## Exercise requirements
Every line below that contains the word "true" must be copied.

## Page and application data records
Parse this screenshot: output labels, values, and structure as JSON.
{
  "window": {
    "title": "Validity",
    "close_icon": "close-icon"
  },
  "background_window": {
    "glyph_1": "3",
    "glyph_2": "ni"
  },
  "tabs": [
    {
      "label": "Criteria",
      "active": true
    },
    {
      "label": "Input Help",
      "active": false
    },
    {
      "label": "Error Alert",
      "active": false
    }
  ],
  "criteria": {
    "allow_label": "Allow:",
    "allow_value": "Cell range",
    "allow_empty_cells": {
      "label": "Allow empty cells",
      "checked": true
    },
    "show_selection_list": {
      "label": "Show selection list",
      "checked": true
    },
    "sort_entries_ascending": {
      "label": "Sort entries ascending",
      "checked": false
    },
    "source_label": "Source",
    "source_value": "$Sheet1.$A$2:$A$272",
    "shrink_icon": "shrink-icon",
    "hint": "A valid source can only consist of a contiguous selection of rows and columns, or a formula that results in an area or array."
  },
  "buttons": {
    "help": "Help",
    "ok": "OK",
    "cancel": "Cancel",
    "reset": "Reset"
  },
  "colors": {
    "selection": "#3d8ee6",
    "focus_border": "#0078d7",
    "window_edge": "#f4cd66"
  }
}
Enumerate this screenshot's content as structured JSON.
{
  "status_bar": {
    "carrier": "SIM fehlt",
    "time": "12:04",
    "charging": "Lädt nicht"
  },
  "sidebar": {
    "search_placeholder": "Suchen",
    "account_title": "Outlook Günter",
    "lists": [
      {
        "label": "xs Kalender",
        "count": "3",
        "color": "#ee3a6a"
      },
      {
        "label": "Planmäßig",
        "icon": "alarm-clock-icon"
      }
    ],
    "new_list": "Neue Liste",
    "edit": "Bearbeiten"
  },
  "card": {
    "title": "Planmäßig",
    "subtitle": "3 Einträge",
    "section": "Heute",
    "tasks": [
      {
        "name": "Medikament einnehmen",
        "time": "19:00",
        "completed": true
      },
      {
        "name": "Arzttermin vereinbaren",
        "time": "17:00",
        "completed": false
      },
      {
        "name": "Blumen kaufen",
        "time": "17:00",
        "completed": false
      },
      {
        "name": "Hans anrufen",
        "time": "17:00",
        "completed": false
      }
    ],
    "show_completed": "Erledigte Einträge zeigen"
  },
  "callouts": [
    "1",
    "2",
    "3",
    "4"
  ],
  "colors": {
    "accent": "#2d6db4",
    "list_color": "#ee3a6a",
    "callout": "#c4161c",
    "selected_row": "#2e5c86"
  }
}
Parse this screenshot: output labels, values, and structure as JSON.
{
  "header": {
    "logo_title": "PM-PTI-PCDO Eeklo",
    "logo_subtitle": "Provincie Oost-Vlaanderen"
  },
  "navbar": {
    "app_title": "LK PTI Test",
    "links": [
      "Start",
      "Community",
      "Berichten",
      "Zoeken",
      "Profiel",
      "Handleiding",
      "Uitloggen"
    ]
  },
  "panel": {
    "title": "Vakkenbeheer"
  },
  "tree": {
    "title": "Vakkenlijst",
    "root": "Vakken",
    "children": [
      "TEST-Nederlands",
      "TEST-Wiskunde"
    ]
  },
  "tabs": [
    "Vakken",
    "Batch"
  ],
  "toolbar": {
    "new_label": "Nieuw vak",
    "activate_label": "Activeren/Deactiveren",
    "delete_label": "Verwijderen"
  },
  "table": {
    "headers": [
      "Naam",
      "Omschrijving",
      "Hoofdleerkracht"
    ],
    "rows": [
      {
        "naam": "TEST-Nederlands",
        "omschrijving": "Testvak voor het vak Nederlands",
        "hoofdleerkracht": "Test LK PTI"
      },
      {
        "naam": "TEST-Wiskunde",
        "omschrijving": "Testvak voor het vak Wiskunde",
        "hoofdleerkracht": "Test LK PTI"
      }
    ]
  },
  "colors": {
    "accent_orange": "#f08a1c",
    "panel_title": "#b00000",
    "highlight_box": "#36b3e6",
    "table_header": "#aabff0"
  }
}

## Result of the task
      "active": true
      "checked": true
      "checked": true
        "completed": true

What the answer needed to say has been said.